Gone to the dogs

Concern over fate of hunting dogs if hunting is banned in UK

source: Justine Hankins
Guardian Weekend May 11 2002 p71

There is concern about the fate of hunting dogs if the government bans hunting throughout the UK., where there are some 20,000 pack hounds, bassets, beagles, harriers, and above all foxhounds. The RSPCA argues that hunts should control breeding, in case a ban comes into effect, while Vets for Hunting, a pro-hunting organization, foresees a ‘wholesale slaughter’. The RSPCA favours drag hunting, but hunts tend to oppose this.

A ban on hunting will be effective in Scotland from Aug 2002, and there are around 800 working hunting dogs in Scotland. Hunters claim that supporters of foxes will force them to kill their dogs. The SSPCA argues that hunts should take responsibility for their dogs, and it will only take on hunting dogs in an emergency.

The League Against Cruel Sports argues that dogs can suffer during hunts, for example being hurt on roads, or electrocuted when they cross railway lines. The Countryside Alliance claims that hunts aim to avoid such accidents. The Countryside Alliance’s own figures also give an estimate of some 3,000 hounds put down prematurely every year, and a spokesman states that hounds are kept while they are active and happy in a pack. Some older dogs can mentor young pups, but it is common for a dog to be put down following a six or seven year career as a hunter, according to a government inquiry.
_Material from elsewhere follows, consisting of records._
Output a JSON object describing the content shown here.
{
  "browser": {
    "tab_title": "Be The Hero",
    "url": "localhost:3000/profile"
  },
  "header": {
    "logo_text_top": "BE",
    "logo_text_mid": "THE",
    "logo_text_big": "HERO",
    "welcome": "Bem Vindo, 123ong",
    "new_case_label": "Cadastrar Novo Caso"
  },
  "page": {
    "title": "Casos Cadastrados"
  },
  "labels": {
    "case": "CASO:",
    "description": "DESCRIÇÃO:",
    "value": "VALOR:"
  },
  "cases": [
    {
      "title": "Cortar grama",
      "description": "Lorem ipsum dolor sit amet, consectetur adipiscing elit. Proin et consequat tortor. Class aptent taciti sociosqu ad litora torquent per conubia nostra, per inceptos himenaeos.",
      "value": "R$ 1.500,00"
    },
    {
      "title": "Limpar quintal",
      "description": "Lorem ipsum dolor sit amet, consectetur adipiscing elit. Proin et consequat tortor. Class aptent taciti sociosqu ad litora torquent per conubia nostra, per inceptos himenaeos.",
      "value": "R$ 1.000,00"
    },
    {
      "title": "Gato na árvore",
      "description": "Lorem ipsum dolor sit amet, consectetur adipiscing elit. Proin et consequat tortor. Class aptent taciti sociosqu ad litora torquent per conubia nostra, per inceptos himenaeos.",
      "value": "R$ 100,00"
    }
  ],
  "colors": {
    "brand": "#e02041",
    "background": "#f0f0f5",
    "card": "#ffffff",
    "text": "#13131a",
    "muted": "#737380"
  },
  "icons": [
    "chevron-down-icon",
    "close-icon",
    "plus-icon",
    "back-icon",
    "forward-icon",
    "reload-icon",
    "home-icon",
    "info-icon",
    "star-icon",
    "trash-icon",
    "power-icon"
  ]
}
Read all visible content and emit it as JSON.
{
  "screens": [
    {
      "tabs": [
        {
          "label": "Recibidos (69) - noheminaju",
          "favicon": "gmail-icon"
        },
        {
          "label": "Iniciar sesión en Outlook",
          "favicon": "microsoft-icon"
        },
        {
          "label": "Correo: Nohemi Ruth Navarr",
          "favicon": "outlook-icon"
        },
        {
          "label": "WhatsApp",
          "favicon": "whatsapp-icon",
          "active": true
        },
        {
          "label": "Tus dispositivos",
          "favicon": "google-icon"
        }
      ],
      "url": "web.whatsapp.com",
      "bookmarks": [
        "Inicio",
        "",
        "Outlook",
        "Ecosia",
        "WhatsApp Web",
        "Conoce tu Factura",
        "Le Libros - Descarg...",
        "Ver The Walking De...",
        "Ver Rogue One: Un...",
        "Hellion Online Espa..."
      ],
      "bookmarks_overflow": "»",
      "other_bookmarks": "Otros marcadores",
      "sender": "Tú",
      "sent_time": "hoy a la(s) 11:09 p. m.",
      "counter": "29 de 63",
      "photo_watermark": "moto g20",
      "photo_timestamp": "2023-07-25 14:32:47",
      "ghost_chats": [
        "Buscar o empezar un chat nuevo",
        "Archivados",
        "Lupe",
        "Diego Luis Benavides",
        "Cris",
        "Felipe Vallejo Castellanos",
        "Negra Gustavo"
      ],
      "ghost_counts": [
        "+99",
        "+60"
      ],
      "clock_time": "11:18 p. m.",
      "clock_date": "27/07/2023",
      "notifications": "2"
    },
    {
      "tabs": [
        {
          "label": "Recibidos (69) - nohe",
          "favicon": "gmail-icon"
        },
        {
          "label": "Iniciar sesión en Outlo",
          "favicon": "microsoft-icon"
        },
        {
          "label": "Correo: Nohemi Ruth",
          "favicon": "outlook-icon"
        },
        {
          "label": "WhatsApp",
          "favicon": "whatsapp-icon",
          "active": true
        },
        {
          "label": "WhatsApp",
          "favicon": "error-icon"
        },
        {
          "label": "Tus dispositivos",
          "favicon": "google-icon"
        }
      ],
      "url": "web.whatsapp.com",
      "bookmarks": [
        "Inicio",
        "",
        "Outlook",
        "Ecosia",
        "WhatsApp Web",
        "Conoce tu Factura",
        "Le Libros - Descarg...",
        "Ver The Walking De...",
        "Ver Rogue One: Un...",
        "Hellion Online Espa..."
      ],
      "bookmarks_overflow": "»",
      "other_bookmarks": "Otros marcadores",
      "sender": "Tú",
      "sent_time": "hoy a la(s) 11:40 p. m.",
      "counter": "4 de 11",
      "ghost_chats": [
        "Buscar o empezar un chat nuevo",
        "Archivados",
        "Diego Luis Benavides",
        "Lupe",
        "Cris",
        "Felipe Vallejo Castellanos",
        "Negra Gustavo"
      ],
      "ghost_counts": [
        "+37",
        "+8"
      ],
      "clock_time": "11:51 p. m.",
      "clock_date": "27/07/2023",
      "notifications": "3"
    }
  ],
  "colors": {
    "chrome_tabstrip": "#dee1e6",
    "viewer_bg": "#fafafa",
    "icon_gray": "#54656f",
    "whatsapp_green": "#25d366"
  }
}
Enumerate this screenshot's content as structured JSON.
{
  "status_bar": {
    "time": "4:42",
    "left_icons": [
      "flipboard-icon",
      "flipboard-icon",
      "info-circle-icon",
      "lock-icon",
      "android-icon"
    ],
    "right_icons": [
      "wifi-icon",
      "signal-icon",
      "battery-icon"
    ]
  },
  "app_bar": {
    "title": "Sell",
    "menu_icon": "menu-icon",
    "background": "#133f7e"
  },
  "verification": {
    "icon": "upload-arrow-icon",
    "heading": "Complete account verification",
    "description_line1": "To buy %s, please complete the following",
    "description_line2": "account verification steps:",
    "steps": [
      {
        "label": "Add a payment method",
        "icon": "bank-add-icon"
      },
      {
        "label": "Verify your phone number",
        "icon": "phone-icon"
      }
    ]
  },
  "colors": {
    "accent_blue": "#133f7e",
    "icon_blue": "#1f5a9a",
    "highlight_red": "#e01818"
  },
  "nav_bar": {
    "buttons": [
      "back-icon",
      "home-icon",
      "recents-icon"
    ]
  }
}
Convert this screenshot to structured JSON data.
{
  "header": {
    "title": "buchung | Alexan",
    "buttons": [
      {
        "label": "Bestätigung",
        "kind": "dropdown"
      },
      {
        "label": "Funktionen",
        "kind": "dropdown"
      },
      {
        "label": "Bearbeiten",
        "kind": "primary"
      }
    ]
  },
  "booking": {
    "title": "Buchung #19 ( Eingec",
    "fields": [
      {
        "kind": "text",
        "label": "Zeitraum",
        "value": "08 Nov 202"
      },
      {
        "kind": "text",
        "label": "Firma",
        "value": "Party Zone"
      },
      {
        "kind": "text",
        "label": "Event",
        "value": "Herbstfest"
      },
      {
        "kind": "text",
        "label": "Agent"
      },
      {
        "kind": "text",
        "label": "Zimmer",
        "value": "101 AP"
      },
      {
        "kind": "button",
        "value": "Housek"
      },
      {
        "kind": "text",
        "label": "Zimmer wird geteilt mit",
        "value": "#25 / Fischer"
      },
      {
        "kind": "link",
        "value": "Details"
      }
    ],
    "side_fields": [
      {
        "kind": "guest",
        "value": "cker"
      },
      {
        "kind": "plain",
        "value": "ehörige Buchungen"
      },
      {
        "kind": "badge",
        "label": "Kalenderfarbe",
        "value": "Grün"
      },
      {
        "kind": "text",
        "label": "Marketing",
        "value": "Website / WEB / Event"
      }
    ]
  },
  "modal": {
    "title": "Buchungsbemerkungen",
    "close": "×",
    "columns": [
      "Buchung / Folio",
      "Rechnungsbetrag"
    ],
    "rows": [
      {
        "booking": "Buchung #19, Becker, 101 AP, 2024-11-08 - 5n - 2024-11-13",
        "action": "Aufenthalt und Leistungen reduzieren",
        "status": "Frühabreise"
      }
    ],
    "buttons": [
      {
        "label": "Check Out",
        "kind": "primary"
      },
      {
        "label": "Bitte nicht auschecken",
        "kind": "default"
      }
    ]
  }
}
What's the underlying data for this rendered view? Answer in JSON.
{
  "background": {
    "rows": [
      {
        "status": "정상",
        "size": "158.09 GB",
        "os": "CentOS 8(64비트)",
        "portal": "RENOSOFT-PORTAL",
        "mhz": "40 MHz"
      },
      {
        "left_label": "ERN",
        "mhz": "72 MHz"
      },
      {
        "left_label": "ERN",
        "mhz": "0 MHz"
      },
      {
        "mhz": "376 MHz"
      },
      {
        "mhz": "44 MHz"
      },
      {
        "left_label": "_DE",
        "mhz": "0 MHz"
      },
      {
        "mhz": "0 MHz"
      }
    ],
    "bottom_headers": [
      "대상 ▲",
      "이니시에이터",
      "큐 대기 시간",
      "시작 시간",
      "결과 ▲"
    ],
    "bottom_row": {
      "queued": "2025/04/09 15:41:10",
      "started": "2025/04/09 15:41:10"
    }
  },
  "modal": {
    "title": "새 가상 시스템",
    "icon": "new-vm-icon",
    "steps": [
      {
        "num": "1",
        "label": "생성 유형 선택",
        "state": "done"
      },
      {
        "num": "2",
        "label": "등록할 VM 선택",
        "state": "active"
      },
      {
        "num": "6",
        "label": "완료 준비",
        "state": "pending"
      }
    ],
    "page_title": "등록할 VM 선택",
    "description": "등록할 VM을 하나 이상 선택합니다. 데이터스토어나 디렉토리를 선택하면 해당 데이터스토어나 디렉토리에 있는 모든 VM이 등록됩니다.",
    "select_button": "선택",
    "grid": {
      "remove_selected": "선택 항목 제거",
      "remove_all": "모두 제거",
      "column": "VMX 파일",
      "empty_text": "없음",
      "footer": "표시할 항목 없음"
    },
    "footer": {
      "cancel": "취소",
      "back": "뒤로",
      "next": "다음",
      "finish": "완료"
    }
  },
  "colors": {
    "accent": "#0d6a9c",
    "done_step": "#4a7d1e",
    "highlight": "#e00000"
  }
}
Rehoming hounds has been debated. The National Canine Defence League is unsure whether foxhounds, used to living as packs in kennels and not housetrained, can become pets, though there have been successes with beagles. The League Against Cruel Sports does, however, see a future for foxhounds as pets, if owners can be found with enough patience and space. Even so, 20,000 hounds are a lot to rehome.